Over the past few months, many of us have become fluent in video conferencing as it has now established a firm place in our daily lives. Although we learnt this language the hard way, we have relied on it heavily to connect with friends and family. In our personal lives, it became a safe social space against the backdrop of a global pandemic. Clinicians in the NHS and beyond have begun undertaking regular remote consultations with patients, in addition to team meetings with colleagues. Educational departments within healthcare organisations are no different. They too have had to drastically change how they engage with technology. This mass digital migration has been at a scale and come at a pace which many would have struggled to envisage in the recent past.
The evolving need for fully online simulation
Prior to the pandemic, fully online simulation in mental health seemed like a distant dream. In some respects, it was a proposition that begged the question: just because we can do it, should we? It certainly did have appeal, however, in terms of opening educational opportunities to people that were geographically remote, or who may not have otherwise been able to attend due to time constraints. Social distancing, the associated restrictions and an uncertain future have certainly turned this digital simulation proposition on its head and rendered its need much more pressing. Furthermore, the rise of remote consultations in mental health have created new learning needs for clinicians due to our new ways of practicing in this disturbed reality. These new skills and learning needs call for dedicated training. All of this has come against a background of concerns about surges in mental healthcare demand in the short-to-medium term related to COVID-19.
At Maudsley Simulation, we have recognised these needs. As such, our faculty and technicians have been working hard to ensure our simulation-based education courses can continue into a future potentially held up by COVID-19 restrictions. We have been working on testing new video conferencing platforms, adapting and migrating existing courses, developing new ones and building our confidence in using new platforms through several pilot courses. We want to ensure our educational ethos can thrive online and we can continue to share our high-quality mental health simulation courses regardless of any future bumps in the road.
Meeting challenges with ingenuity and creativity
While we have extensive experience in delivering ‘in-person’ simulation-based education, this new form of digital delivery has brought its own challenges and tested the limits of our technical ingenuity and creativity. All of our courses are designed to encompass high-fidelity simulation scenarios and ensure these scenarios best support the overall learning objectives of the course. We are used to delivering our courses at a specially equipped centre. For these past few months, we have not had the luxury of full use of this centre. We employ actors with mental health training to play our simulated patients. They have not been in a position to travel from their homes. The task of delivering simulation remotely has undoubtedly posed extra challenges for our technicians in terms of enhancing realism through the use of props and mise-en-scène. We have extensively tweaked and tested video conferencing platforms to recreate a convincing stage for our scenarios.
In terms of fidelity, digital simulation does appear to offer advantages and disadvantages. On the one hand, it allows for observers to be fully immersed (via their screens and headphones) in a simulated clinical interaction. On the other hand, for the active participant, it can only attempt to emulate the feelings that come from being in a room with a patient.

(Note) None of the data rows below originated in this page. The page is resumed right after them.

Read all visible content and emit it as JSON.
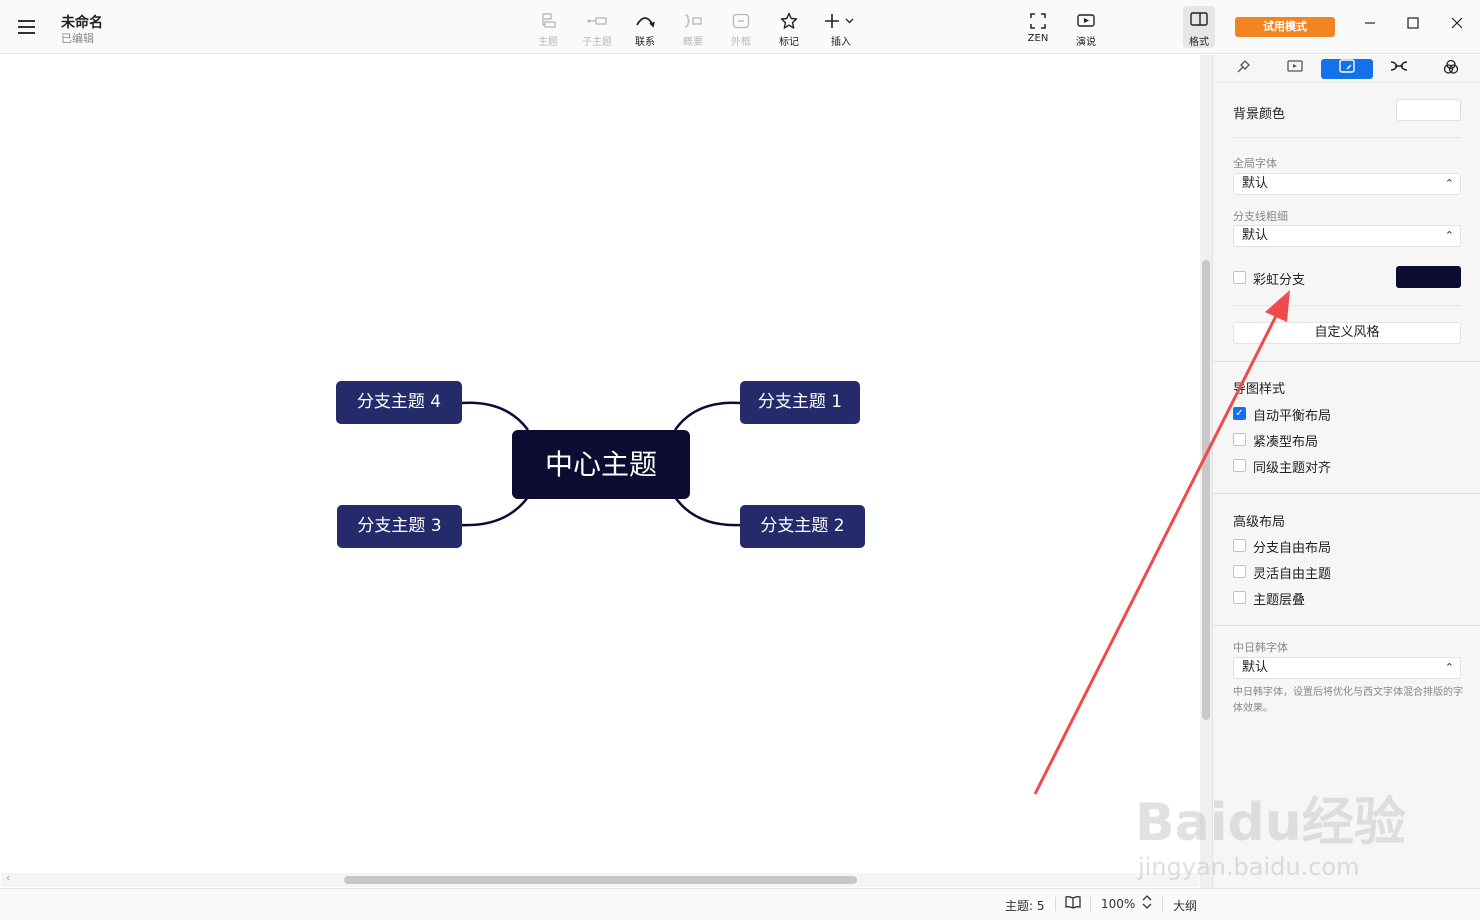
{
  "header": {
    "title": "未命名",
    "subtitle": "已编辑",
    "tools": [
      {
        "label": "主题",
        "icon": "topic-icon",
        "enabled": false
      },
      {
        "label": "子主题",
        "icon": "subtopic-icon",
        "enabled": false
      },
      {
        "label": "联系",
        "icon": "relationship-icon",
        "enabled": true
      },
      {
        "label": "概要",
        "icon": "summary-icon",
        "enabled": false
      },
      {
        "label": "外框",
        "icon": "boundary-icon",
        "enabled": false
      },
      {
        "label": "标记",
        "icon": "star-icon",
        "enabled": true
      },
      {
        "label": "插入",
        "icon": "plus-icon",
        "enabled": true
      }
    ],
    "zen_label": "ZEN",
    "present_label": "演说",
    "format_label": "格式",
    "trial_label": "试用模式"
  },
  "map": {
    "center": "中心主题",
    "branches": [
      "分支主题 1",
      "分支主题 2",
      "分支主题 3",
      "分支主题 4"
    ],
    "center_color": "#0c0c33",
    "branch_color": "#252a6b"
  },
  "panel": {
    "bg_color_label": "背景颜色",
    "global_font_label": "全局字体",
    "global_font_value": "默认",
    "branch_width_label": "分支线粗细",
    "branch_width_value": "默认",
    "rainbow_label": "彩虹分支",
    "rainbow_color": "#0c0c33",
    "custom_style_label": "自定义风格",
    "map_style_title": "导图样式",
    "map_style_options": [
      {
        "label": "自动平衡布局",
        "checked": true
      },
      {
        "label": "紧凑型布局",
        "checked": false
      },
      {
        "label": "同级主题对齐",
        "checked": false
      }
    ],
    "advanced_title": "高级布局",
    "advanced_options": [
      {
        "label": "分支自由布局",
        "checked": false
      },
      {
        "label": "灵活自由主题",
        "checked": false
      },
      {
        "label": "主题层叠",
        "checked": false
      }
    ],
    "cjk_font_label": "中日韩字体",
    "cjk_font_value": "默认",
    "cjk_help": "中日韩字体，设置后将优化与西文字体混合排版的字体效果。"
  },
  "status": {
    "topic_count": "主题: 5",
    "zoom": "100%",
    "outline_label": "大纲"
  },
  "watermark": {
    "text": "Baidu经验",
    "url": "jingyan.baidu.com"
  }
}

That said, remote consultations are fast becoming increasingly commonplace. As such, digital simulation paradoxically offers the highest possible fidelity, with a training modality analogous to the real-life experience.
As a group, working remotely ourselves has thrown up technical constraints, challenges and conundrums that have kept us busy. Despite all these challenges, we have persevered. Also, we have been very fortunate to have had the benefit of several willing volunteers (including actors, trainee doctors, psychologists and undergraduates) to help us with our piloting phase. In many ways, it may have been unlikely that we would have committed so much time to developing digital simulation had it not been for the pandemic. Despite the significant challenges it has brought in terms of how we work, we did not want to simply find the best way to play a bad hand so to speak. Instead, we approached the challenge with a positive and creative mindset and had extensive discussions about new learning opportunities. We are very excited about this new way of delivering simulation entirely online. In our recent testing sessions, we have had participants from different corners of the world sharing their experiences in debriefs with a truly international dimension and characterised by a renewed thirst for engagement. This is very much breaking new ground for us!

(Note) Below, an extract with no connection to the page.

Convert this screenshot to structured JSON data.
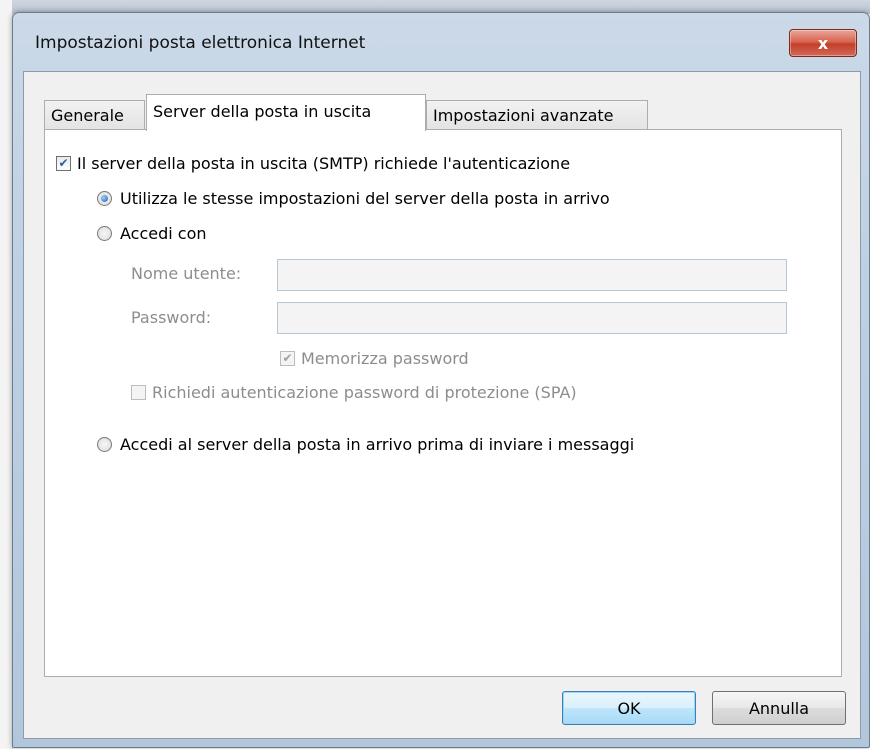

The future is bright for digital simulation
We want our simulation courses to be available to as many clinicians as possible. Although the pandemic has created significant challenges for us in terms of our usual way of working, we believe digital simulation offers many benefits and is a hugely promising prospect for the future of mental health workforce development both nationally and internationally. We even already have plans to deliver an array of simulation courses entirely online in the coming weeks and months. A global pandemic has curved our space-time. In this new world, our simulation team want to continue to teach and learn where it matters, in the thick of it.
Watch this (virtual) space and keep an eye on our website for upcoming course advertisements.
Article written by Dr Owen O’Sullivan and Dr Grégoire Billon